It’s a plan that has direct benefits for the entire student body, Music Department Chairman Ben Blazer told Sunday’s meeting attendees.
“We’re really involving a large cross-section of students,” Blazer said. The department is so much more than just music classes for a couple of dozen micro-focused students. Recently added curriculum offerings include music technology–which involves editing and songwriting –and music theory. “The research is out there, how much of an effect the arts has on learning,” Blazer said.
The number of ensembles in the department has grown, Blazer said. There’s a pep band that performs at the Thanksgiving game and other events. There’s a main choir with around 100 singers, a concert choir of about 40 singers, and the Madrigal singers with 15 members.
This year for the first time the department is putting on a full winter theater performance, “A Christmas Carol.” That’s in addition to the winter concert, a January chamber-music concert and a spring musical. It’s not just performers who make the shows happen but also student set designers and builders.
The more intimate concert hall envisioned for the annex will provide a much better experience for all than the cavernous 1200-seat auditorium in which current students are lucky to even see half full.
All that participation prepares select students to continue performing post-graduation. For the other 97 percent, it can prepare them for careers in health sciences, arts administration and music therapy, Blazer said. And it can give all students a potentially lifelong appreciation for the arts. “I feel like it’s my job to produce the audience members of the future,” Blazer said.
Blazer also used his time with the committee members to express his gratitude and awe at previous alumni generosity.
“The reason we have a music tech lab is alumni support,” he said. As public funding becomes more unpredictable by the year, Blazer said, “a lot of the reason we persist and move forward,” is because of Central alumni. “We have the most incredible high school alumni association around!”
The new arts center “will alleviate space in the school,” he told them. “The areas that we vacate will be repurposed. It’s going to be like a domino effect.” Plus, he said, new world-class performance offerings can tip the city’s best science and math students to choosing Central over other magnet schools. “I believe this will be the best facility in the entire area.”

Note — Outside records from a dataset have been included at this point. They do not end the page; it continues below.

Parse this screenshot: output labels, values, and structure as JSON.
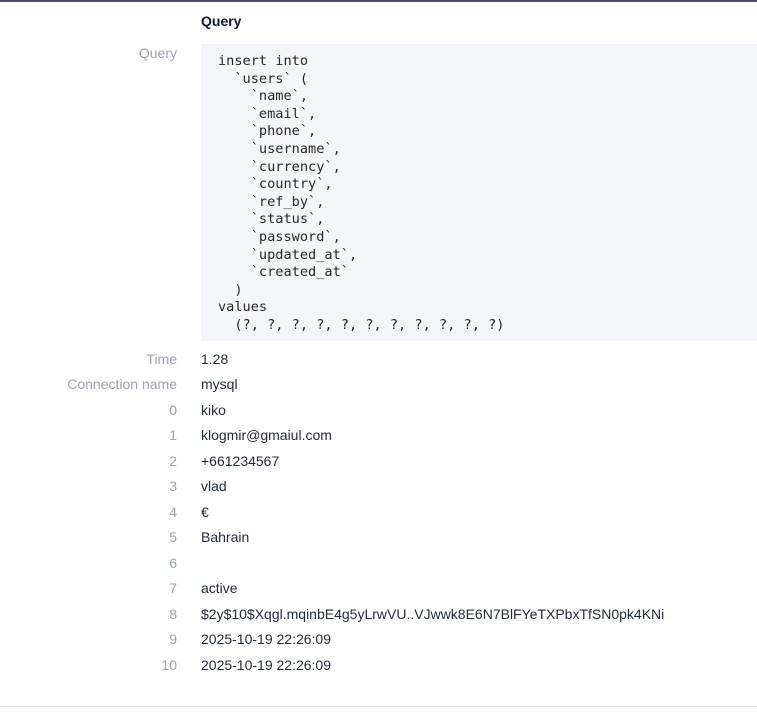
{
  "section": {
    "title": "Query"
  },
  "query": {
    "label": "Query",
    "sql": "insert into\n  `users` (\n    `name`,\n    `email`,\n    `phone`,\n    `username`,\n    `currency`,\n    `country`,\n    `ref_by`,\n    `status`,\n    `password`,\n    `updated_at`,\n    `created_at`\n  )\nvalues\n  (?, ?, ?, ?, ?, ?, ?, ?, ?, ?, ?)"
  },
  "details": [
    {
      "label": "Time",
      "value": "1.28"
    },
    {
      "label": "Connection name",
      "value": "mysql"
    },
    {
      "label": "0",
      "value": "kiko"
    },
    {
      "label": "1",
      "value": "klogmir@gmaiul.com"
    },
    {
      "label": "2",
      "value": "+661234567"
    },
    {
      "label": "3",
      "value": "vlad"
    },
    {
      "label": "4",
      "value": "€"
    },
    {
      "label": "5",
      "value": "Bahrain"
    },
    {
      "label": "6",
      "value": ""
    },
    {
      "label": "7",
      "value": "active"
    },
    {
      "label": "8",
      "value": "$2y$10$Xqgl.mqinbE4g5yLrwVU..VJwwk8E6N7BlFYeTXPbxTfSN0pk4KNi"
    },
    {
      "label": "9",
      "value": "2025-10-19 22:26:09"
    },
    {
      "label": "10",
      "value": "2025-10-19 22:26:09"
    }
  ]
}
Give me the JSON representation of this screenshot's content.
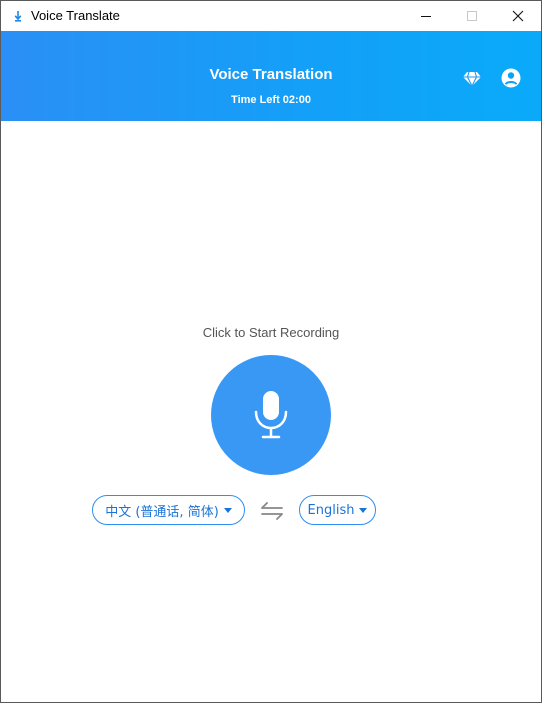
{
  "window": {
    "title": "Voice Translate"
  },
  "header": {
    "title": "Voice Translation",
    "time_left": "Time Left 02:00",
    "icons": [
      "diamond-icon",
      "account-icon"
    ]
  },
  "main": {
    "prompt": "Click to Start Recording",
    "mic_icon": "microphone-icon"
  },
  "languages": {
    "source": "中文 (普通话, 简体)",
    "target": "English",
    "swap_icon": "swap-arrows-icon"
  },
  "colors": {
    "accent": "#2e8ff2",
    "header_start": "#2b8ff6",
    "header_end": "#0aaaf9",
    "mic": "#3a98f5"
  }
}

Alumni Association board member Mark Lipshutz also took time out Sunday to offer his help and guidance to the 228 going forward. A few years ago Mark and fellow members of 224 similarly decided to raise money for a substantial gift to the school.
Alumni won’t be all alone in this effort, as the School District of Philadelphia has committed to providing $8 million in site development funding.
Whatever they decide to do, 228 member Alan Gold said he had one special request.
“The ones that are gone, maybe we should do a memorial for,” Gold said. “A lot of these people are going to be forgotten. The one thing we can say is as long as one of us is around we’re all around.”
Lynn Norton Robins is in the process of exciting as many Central alumni as she can about the enhancement efforts. If you have any questions, would like help with formulating a fund-raising effort for your class or you want to help with the performing-arts effort, please contact Lynn at 215-276-5262, ext. 3130 or email@example.com.